Most Common Reasons Why Products Fail

Any business would naturally pour its core into the development, production, and launching a new product. The hope is, of course, this product gains a huge momentum in the market as soon as it hits, and keeping this momentum for as long as possible. Sadly, not all products do as well as expected in the market. When a situation like this happens to your business, your first instinct should be to find out what went wrong. Below are three main reasons why a product falls short of expectations.

Insufficient market research. Regardless of how brilliant you deem your product idea to be, you need to be objective and factual in studying whether or not your product idea has any real chance in surviving in a very competitive market. Examine your product and answer the following questions: Does it address a particular need or problem? Are your target customers ready and able to buy it? Can it withstand the competition? Conduct a test launch. Release a prototype or beta version of the product so you can catch bugs or inadequacies while there is still a chance to return to the drawing board. An example scenario is that of the “New Coke” which was introduced by the Coca-Cola Company in the mid-1980’s. Market research by the cola giant simply assumed that taste was all that mattered to consumers, whether in an old or new product. The company likewise failed to take into account the emotional brand value of the original Coke taste. Consumers began to hoard bottles of the original formula out of fear that it was going to be phased out in the market.

Low product awareness due to poor marketing. Advertising and promotion of any product is necessary for it to achieve any measure of success. If your business is at a point where allocating heavily on promotion or advertising is difficult, go the innovative way. Leverage on the advertising reach of social media platforms, local events or contest concepts, anything that will create a buzz and set off word of mouth. Keep in mind that anything for sale will not move until people know about it. And let’s say people are buying your product yet sales volumes remain low. Consider that it could be because a lot of people do not know how to use the product to its full potential, or even at all. Or it could also be that your target customers do not perceive the value of your product as you wished they would. Take for example what happened to Kellog’s when it launched Breakfast Mates. It was a packed box of cereal, milk, and spoon. The advertisement showed that kids will be able to help themselves with the snack. Unfortunately, the actual packaging was not child-friendly. This inconsistency between the brand message and delivery resulted to poor sales.

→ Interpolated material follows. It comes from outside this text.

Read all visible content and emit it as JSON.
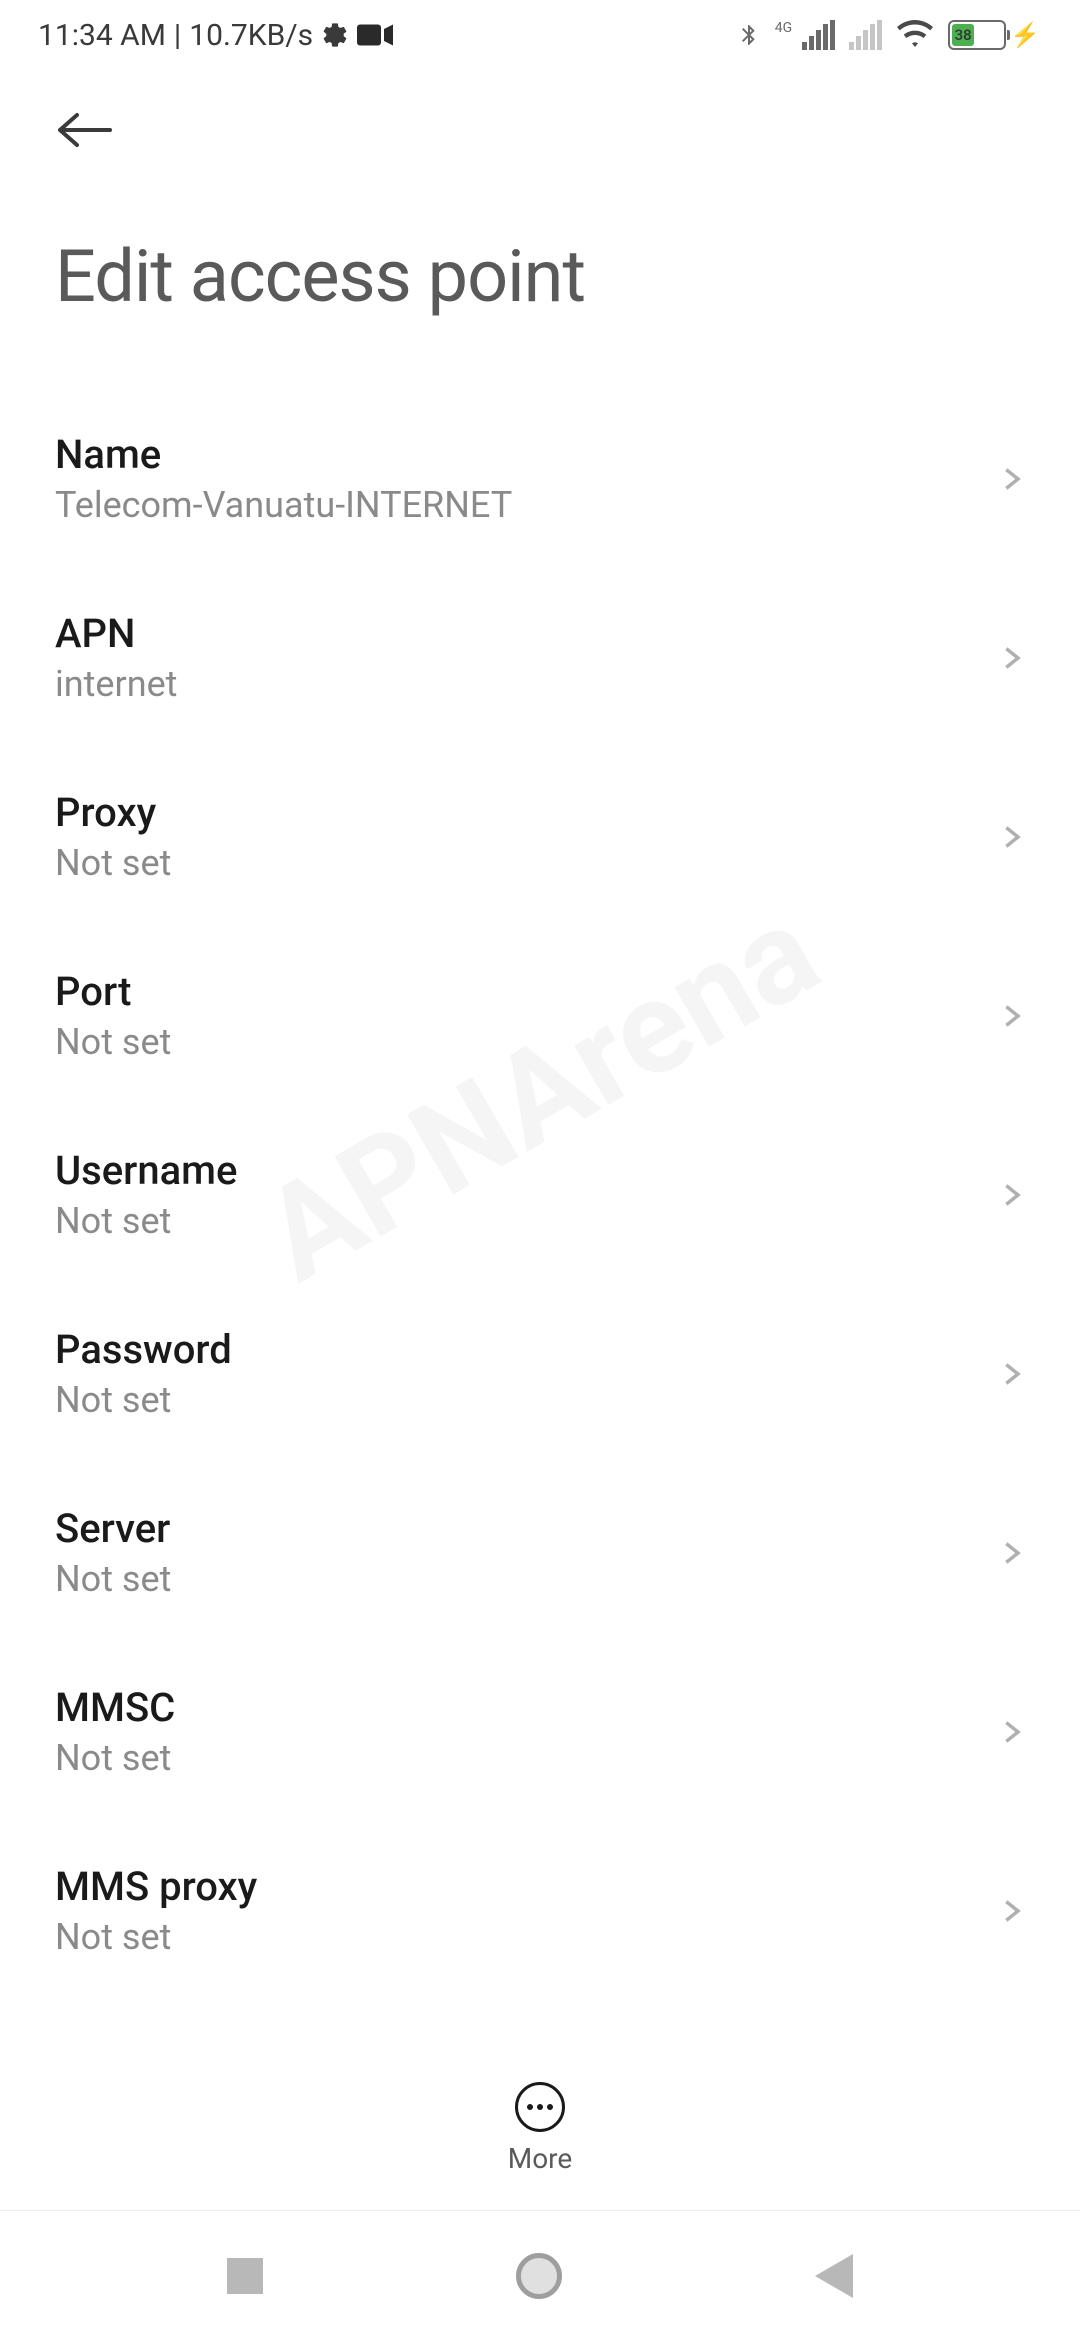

Market timing is off. It is possible that you launched a product ahead of its time or came late in the market. If it is the former, it could be that your target customers were not ready for the product, and if it is the latter, competition is already very stiff. It is likewise possible that external factors such as economic or political conditions were not conducive for the launch. Think back to Microsoft’s SPOT (Smart Personal Objects Technology). Though Apple and Samsung smart watches are widely popular these days, Microsoft was a pioneer of the technology behind it about a decade ago. The problem was the launch timing was quite poor, given that it was launched during a period when people’s attention were very much on the booming high-speed cellular service.

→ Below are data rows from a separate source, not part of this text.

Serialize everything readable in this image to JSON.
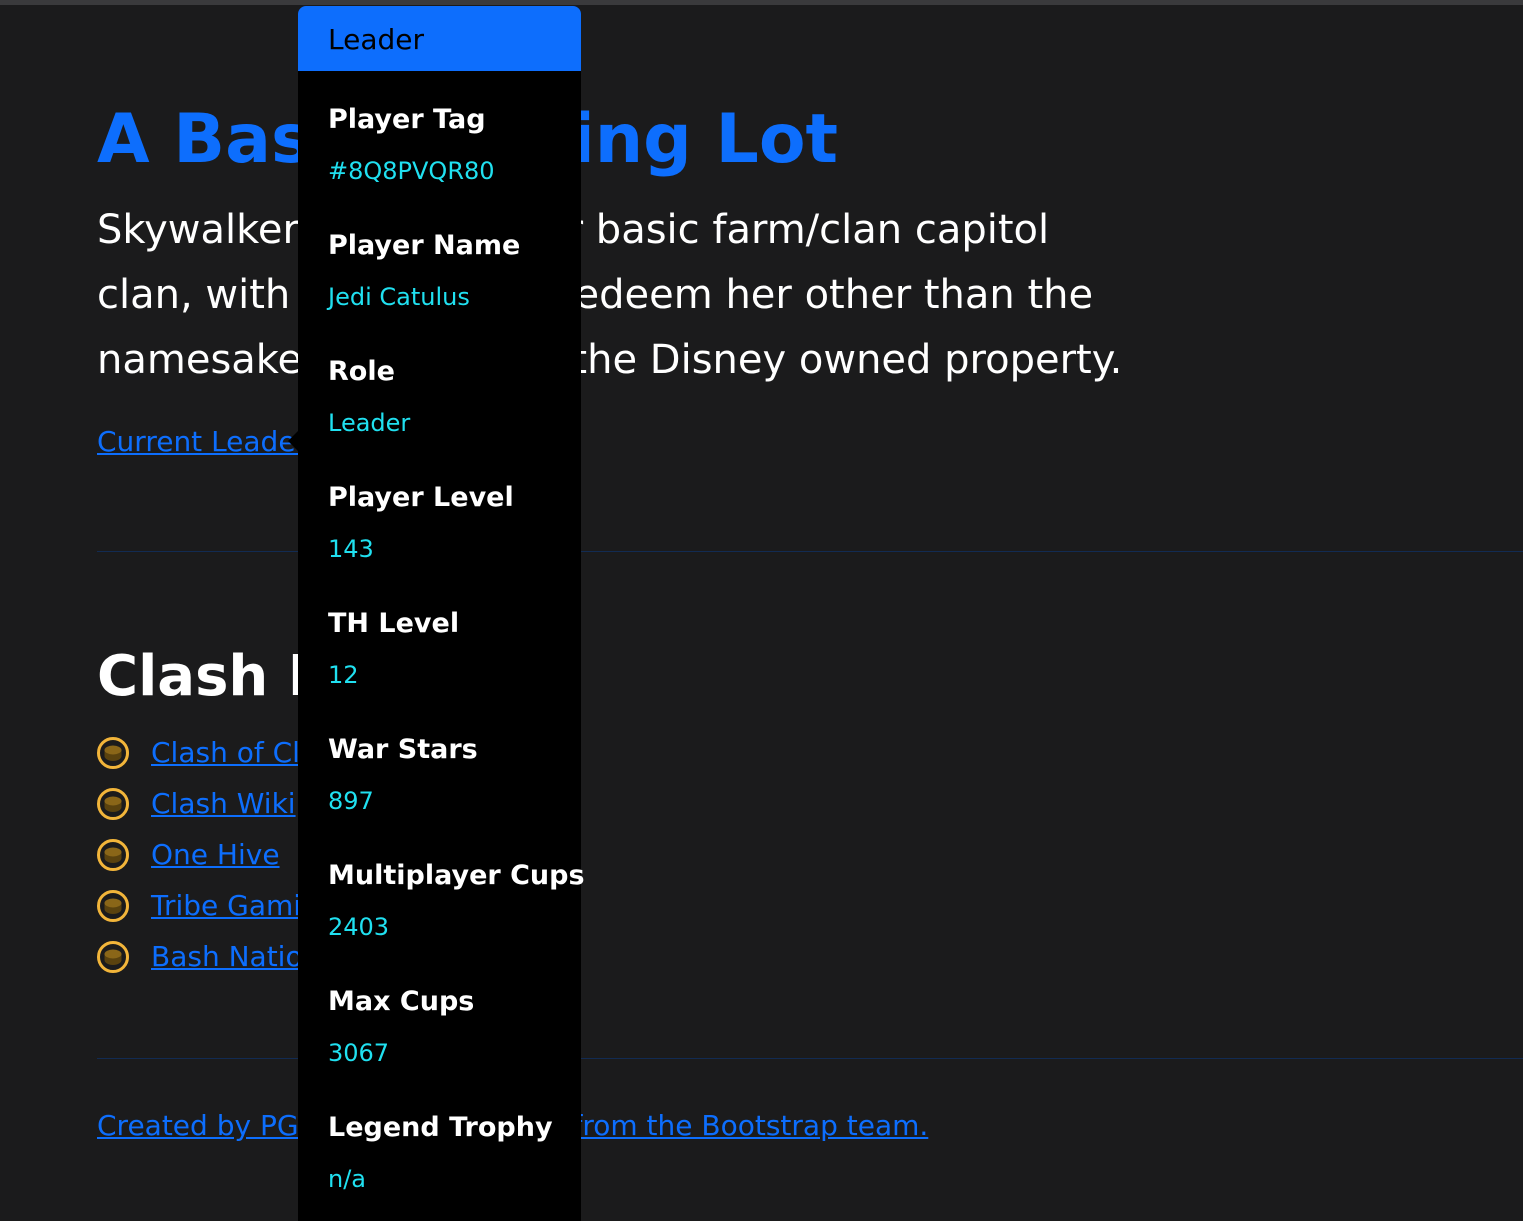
{
  "hero": {
    "title": "A Basic Parking Lot",
    "lead": "Skywalker Ranch is your basic farm/clan capitol clan, with very little to redeem her other than the namesake reference to the Disney owned property.",
    "leader_link": "Current Leader"
  },
  "links": {
    "heading": "Clash Links",
    "items": [
      {
        "label": "Clash of Clans",
        "icon": "coin-icon"
      },
      {
        "label": "Clash Wiki",
        "icon": "coin-icon"
      },
      {
        "label": "One Hive",
        "icon": "coin-icon"
      },
      {
        "label": "Tribe Gaming",
        "icon": "coin-icon"
      },
      {
        "label": "Bash Nation",
        "icon": "coin-icon"
      }
    ]
  },
  "footer": {
    "credit": "Created by PGA using a template from the Bootstrap team."
  },
  "popover": {
    "header": "Leader",
    "fields": [
      {
        "label": "Player Tag",
        "value": "#8Q8PVQR80"
      },
      {
        "label": "Player Name",
        "value": "Jedi Catulus"
      },
      {
        "label": "Role",
        "value": "Leader"
      },
      {
        "label": "Player Level",
        "value": "143"
      },
      {
        "label": "TH Level",
        "value": "12"
      },
      {
        "label": "War Stars",
        "value": "897"
      },
      {
        "label": "Multiplayer Cups",
        "value": "2403"
      },
      {
        "label": "Max Cups",
        "value": "3067"
      },
      {
        "label": "Legend Trophy",
        "value": "n/a"
      }
    ]
  },
  "colors": {
    "background": "#1b1b1c",
    "primary": "#0d6efd",
    "value_text": "#20e0f0",
    "coin_ring": "#f2b53a"
  }
}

Whatever the reason is for your product’s inability to meet sales expectations, try to identify an escape route. Study if it is feasible to still withdraw the product from the market, work on enhancements, and then re-launch. If this is not a plausible course of action, learn from the mistake and move on. Your next product launch will be significantly better with better market research, advertising, and timing.